Dataset rows for apps and sites
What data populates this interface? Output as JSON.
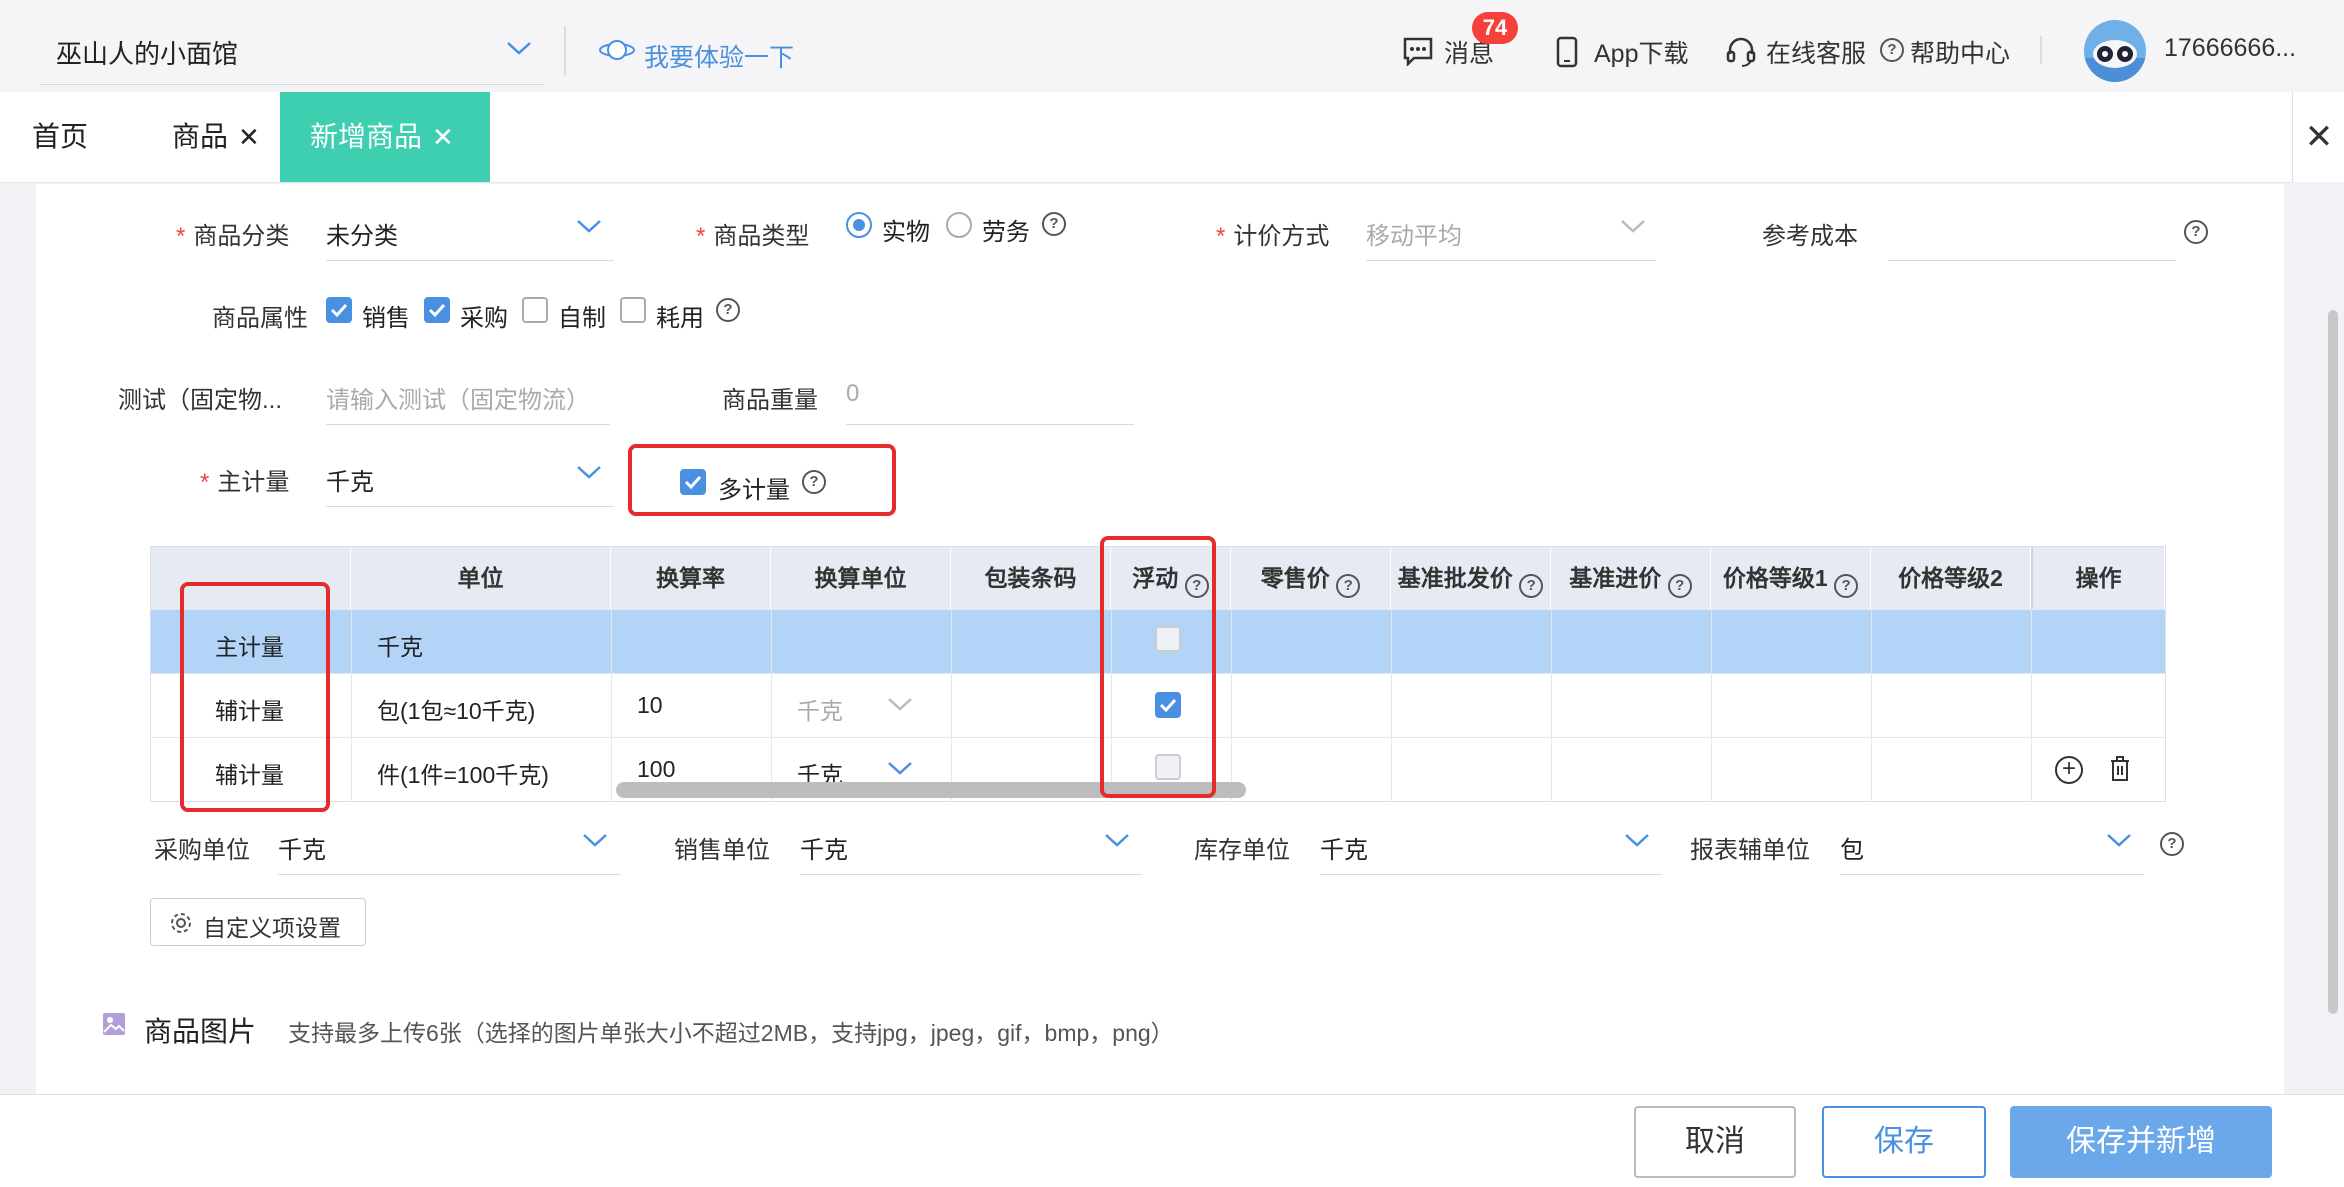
{
  "header": {
    "store_name": "巫山人的小面馆",
    "try_link": "我要体验一下",
    "messages_label": "消息",
    "messages_badge": "74",
    "app_download": "App下载",
    "online_service": "在线客服",
    "help_center": "帮助中心",
    "user_phone": "17666666..."
  },
  "tabs": [
    {
      "label": "首页"
    },
    {
      "label": "商品"
    },
    {
      "label": "新增商品"
    }
  ],
  "form": {
    "category_label": "商品分类",
    "category_value": "未分类",
    "type_label": "商品类型",
    "type_option_physical": "实物",
    "type_option_service": "劳务",
    "pricing_label": "计价方式",
    "pricing_value": "移动平均",
    "ref_cost_label": "参考成本",
    "attr_label": "商品属性",
    "attr_sales": "销售",
    "attr_purchase": "采购",
    "attr_selfmade": "自制",
    "attr_consume": "耗用",
    "test_label": "测试（固定物...",
    "test_placeholder": "请输入测试（固定物流）",
    "weight_label": "商品重量",
    "weight_placeholder": "0",
    "main_unit_label": "主计量",
    "main_unit_value": "千克",
    "multi_unit_label": "多计量"
  },
  "table": {
    "headers": [
      "",
      "单位",
      "换算率",
      "换算单位",
      "包装条码",
      "浮动",
      "零售价",
      "基准批发价",
      "基准进价",
      "价格等级1",
      "价格等级2",
      "操作"
    ],
    "rows": [
      {
        "type": "主计量",
        "unit": "千克",
        "rate": "",
        "conv_unit": "",
        "float": false
      },
      {
        "type": "辅计量",
        "unit": "包(1包≈10千克)",
        "rate": "10",
        "conv_unit": "千克",
        "float": true
      },
      {
        "type": "辅计量",
        "unit": "件(1件=100千克)",
        "rate": "100",
        "conv_unit": "千克",
        "float": false
      }
    ]
  },
  "units": {
    "purchase_label": "采购单位",
    "purchase_value": "千克",
    "sales_label": "销售单位",
    "sales_value": "千克",
    "stock_label": "库存单位",
    "stock_value": "千克",
    "report_label": "报表辅单位",
    "report_value": "包"
  },
  "custom_settings": "自定义项设置",
  "images": {
    "title": "商品图片",
    "hint": "支持最多上传6张（选择的图片单张大小不超过2MB，支持jpg，jpeg，gif，bmp，png）"
  },
  "footer": {
    "cancel": "取消",
    "save": "保存",
    "save_new": "保存并新增"
  },
  "colors": {
    "accent": "#4a90e2",
    "tab_active": "#3ecfb0",
    "required": "#f5413a",
    "highlight_box": "#e52b2b",
    "selected_row": "#b3d4f7"
  }
}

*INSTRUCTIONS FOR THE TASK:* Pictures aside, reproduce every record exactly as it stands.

*EXERCISE ANSWER:*
What data populates this interface? Output as JSON.
{
  "header": {
    "store_name": "巫山人的小面馆",
    "try_link": "我要体验一下",
    "messages_label": "消息",
    "messages_badge": "74",
    "app_download": "App下载",
    "online_service": "在线客服",
    "help_center": "帮助中心",
    "user_phone": "17666666..."
  },
  "tabs": [
    {
      "label": "首页"
    },
    {
      "label": "商品"
    },
    {
      "label": "新增商品"
    }
  ],
  "form": {
    "category_label": "商品分类",
    "category_value": "未分类",
    "type_label": "商品类型",
    "type_option_physical": "实物",
    "type_option_service": "劳务",
    "pricing_label": "计价方式",
    "pricing_value": "移动平均",
    "ref_cost_label": "参考成本",
    "attr_label": "商品属性",
    "attr_sales": "销售",
    "attr_purchase": "采购",
    "attr_selfmade": "自制",
    "attr_consume": "耗用",
    "test_label": "测试（固定物...",
    "test_placeholder": "请输入测试（固定物流）",
    "weight_label": "商品重量",
    "weight_placeholder": "0",
    "main_unit_label": "主计量",
    "main_unit_value": "千克",
    "multi_unit_label": "多计量"
  },
  "table": {
    "headers": [
      "",
      "单位",
      "换算率",
      "换算单位",
      "包装条码",
      "浮动",
      "零售价",
      "基准批发价",
      "基准进价",
      "价格等级1",
      "价格等级2",
      "操作"
    ],
    "rows": [
      {
        "type": "主计量",
        "unit": "千克",
        "rate": "",
        "conv_unit": "",
        "float": false
      },
      {
        "type": "辅计量",
        "unit": "包(1包≈10千克)",
        "rate": "10",
        "conv_unit": "千克",
        "float": true
      },
      {
        "type": "辅计量",
        "unit": "件(1件=100千克)",
        "rate": "100",
        "conv_unit": "千克",
        "float": false
      }
    ]
  },
  "units": {
    "purchase_label": "采购单位",
    "purchase_value": "千克",
    "sales_label": "销售单位",
    "sales_value": "千克",
    "stock_label": "库存单位",
    "stock_value": "千克",
    "report_label": "报表辅单位",
    "report_value": "包"
  },
  "custom_settings": "自定义项设置",
  "images": {
    "title": "商品图片",
    "hint": "支持最多上传6张（选择的图片单张大小不超过2MB，支持jpg，jpeg，gif，bmp，png）"
  },
  "footer": {
    "cancel": "取消",
    "save": "保存",
    "save_new": "保存并新增"
  },
  "colors": {
    "accent": "#4a90e2",
    "tab_active": "#3ecfb0",
    "required": "#f5413a",
    "highlight_box": "#e52b2b",
    "selected_row": "#b3d4f7"
  }
}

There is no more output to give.